Published on March 28th, 2017 | by Kyle Field1
Utilities Begin To Change Course To Support EV-To-Grid Integration
Originally published on CleanTechnica.
The link between electric vehicles and electric utilities is inseparable, and as more and more utilities realize how much they have to gain from increased electric vehicle adoption, many are rounding the corner and starting to actively advocate for them.
Electric cars are flexible — flexible charging times represent the potential for variable loads for utilities which could be leveraged in the future. This is an exciting prospect when one compares the dynamics of intermittent renewable generation coming online with solar generally forecasted to be overproducing during peak daytime hours and the variability of wind typically kicking in at night. Workplace charging of electric vehicles could be the key to tapping into newly installed solar generation while at the same time, providing needed stability to the grid.
Beyond variable power consumption, many utilities are looking at the possibility of vehicle to grid (aka V2G) connectivity, which has the potential to enable utilities to tap into the batteries of thousands of electric vehicles as a single, distributed energy storage pool to help offset spikes in demand or drops in energy production elsewhere on the grid.
And the power consumption of electric vehicles is not insignificant. In my southern California household, each of our electric cars consume as much power as our house does, on average. Our home consumes ~7.8 kWh/day, my wife’s Mercedes B-Class Electric Drive consumes ~7.9 kWh/day and my Tesla Model S 85 consumes ~10 kWh/day on average. Obviously this will vary by household and miles driven per vehicle but suffice it to say, they are large factors that will add significant power consumption to the average household.
Adding residential energy storage to the mix also holds great potential, and the market for home batteries is heating up, but it is always better to maximize the efficiency of assets already purchased, so it makes sense to maximize the investment of the electric vehicle before fine tuning the solution with a home battery.
Many forward thinking utilities are already testing the waters (we recently highlighted one such pilot in the UK with Moixa batteries) with residential batteries and what possible compensation models are required to optimize the situation.
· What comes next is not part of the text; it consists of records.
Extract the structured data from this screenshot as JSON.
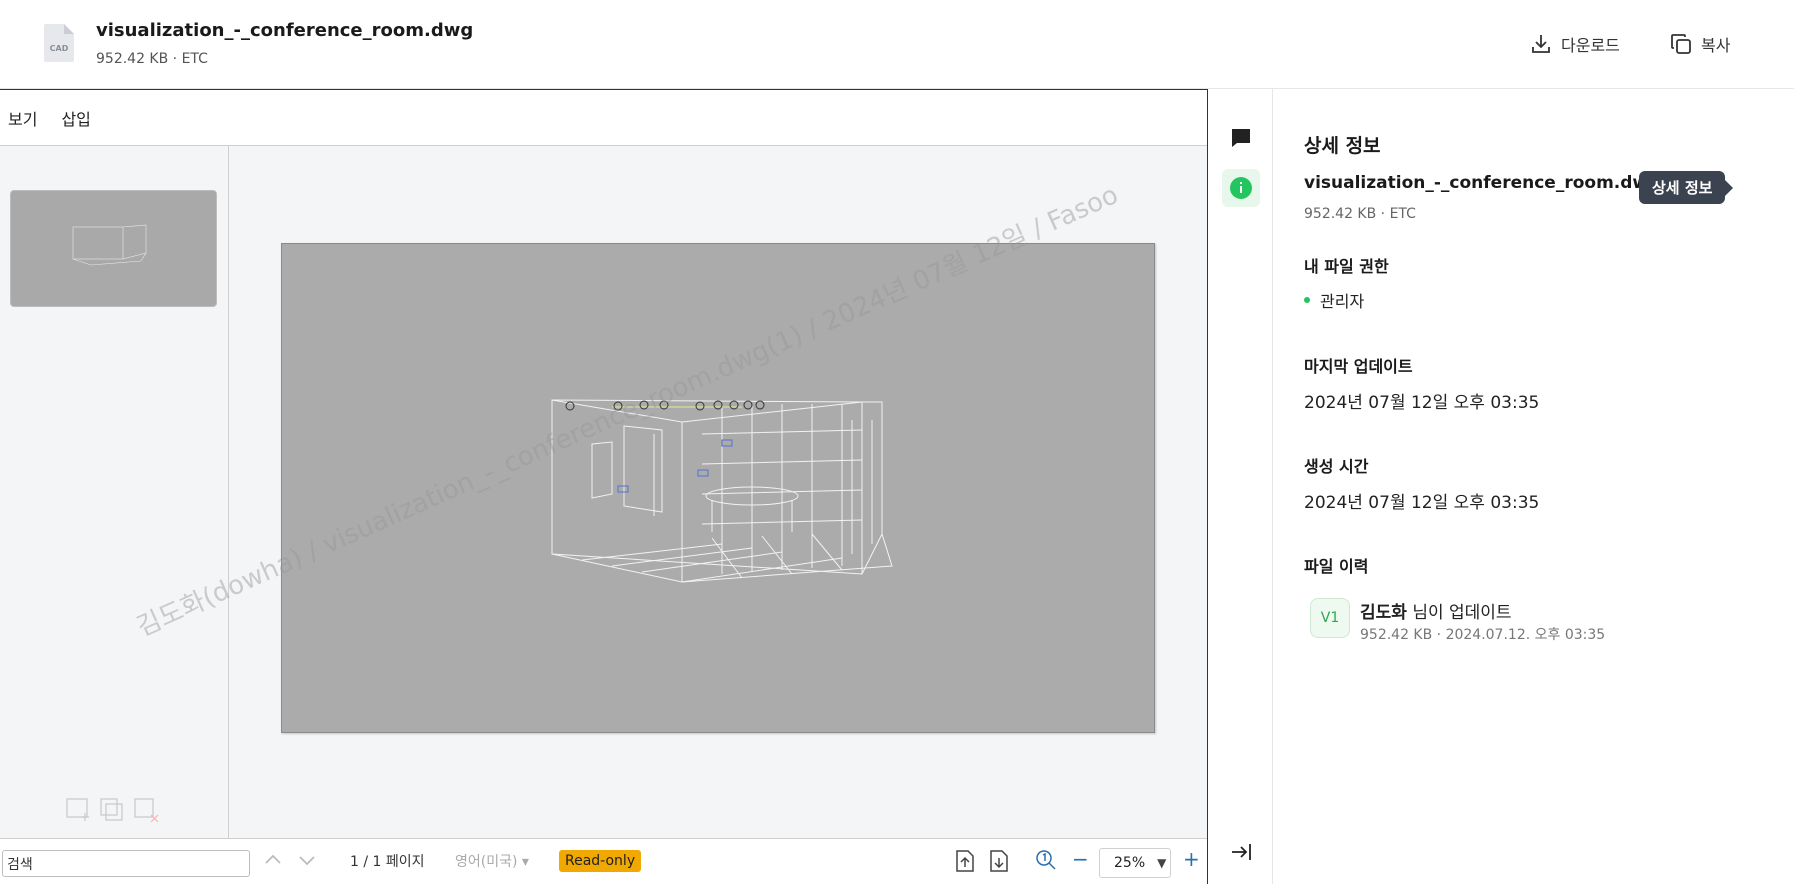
{
  "header": {
    "file_icon_label": "CAD",
    "title": "visualization_-_conference_room.dwg",
    "meta": "952.42 KB · ETC",
    "download_label": "다운로드",
    "copy_label": "복사"
  },
  "viewer": {
    "menu": [
      "보기",
      "삽입"
    ],
    "watermark": "김도화(dowha) / visualization_-_conference_room.dwg(1) / 2024년 07월 12일 / Fasoo",
    "status": {
      "search_value": "검색",
      "page_info": "1 / 1 페이지",
      "language": "영어(미국)",
      "readonly": "Read-only",
      "zoom": "25%"
    }
  },
  "panel": {
    "title": "상세 정보",
    "file_name": "visualization_-_conference_room.dwg",
    "file_meta": "952.42 KB · ETC",
    "tooltip": "상세 정보",
    "permission_title": "내 파일 권한",
    "permission_value": "관리자",
    "last_update_title": "마지막 업데이트",
    "last_update_value": "2024년 07월 12일 오후 03:35",
    "created_title": "생성 시간",
    "created_value": "2024년 07월 12일 오후 03:35",
    "history_title": "파일 이력",
    "history": {
      "version": "V1",
      "user": "김도화",
      "action": " 님이 업데이트",
      "meta": "952.42 KB · 2024.07.12. 오후 03:35"
    }
  },
  "colors": {
    "accent_green": "#22c55e",
    "readonly_bg": "#f1a800",
    "tooltip_bg": "#3b4250"
  }
}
It gets murky quickly with hundreds of different feed-in tariff schemes, likely no current model to address compensating customers for power pulled from a customer battery, and the likelihood of a hybrid of utility owned and customer owned batteries.
Utilities taking a forward-thinking, proactive approach to electric vehicles coming onto the grid is in their best interest as it allows them to fully understand what impact EVs will have on the grid, what potential solutions they could bring with them and what possible solutions exist…before they are needed.
Exploring these pilots can determine if a distributed fleet of vehicle-to-grid capable EVs could offset the need for a new fossil fueled peaker plant (like this one near me that I’m pushing back on). It makes sense on paper but we won’t know until we try it in a pilot or two, and then at scale. Beyond that, could we leverage a distributed fleet as part of a compensation model tied to the Virtual Power Plant concept that companies like Next Kraftwerk are already successfully utilizing in Western Europe? These are just a few examples of outside the current utility box but there are surely dozens if not hundreds of possible improvements that could be implemented when the full potential of EVs at scale is analyzed by the experts that are our utility companies.
Without waxing too emotional about the idealistic opportunities, there’s also the fact that a tripling of residential power consumption will have a linear effect on profits in most utilities so it also makes sense in the a purely capitalistic sense as well. Granted, many regulated utilities have checks and balances in place to prevent them from enacting policies that encourage unnecessary increases in consumption, so this will not be the case for everyone.
Suffice it to say that utilities stand to gain quite a bit just about any way you look at the possible addition of thousands or millions of electric cars to the grid over the next few decades, and that warrants a deeper dive into the possibilities.
Source: The ICCT
Reprinted with permission.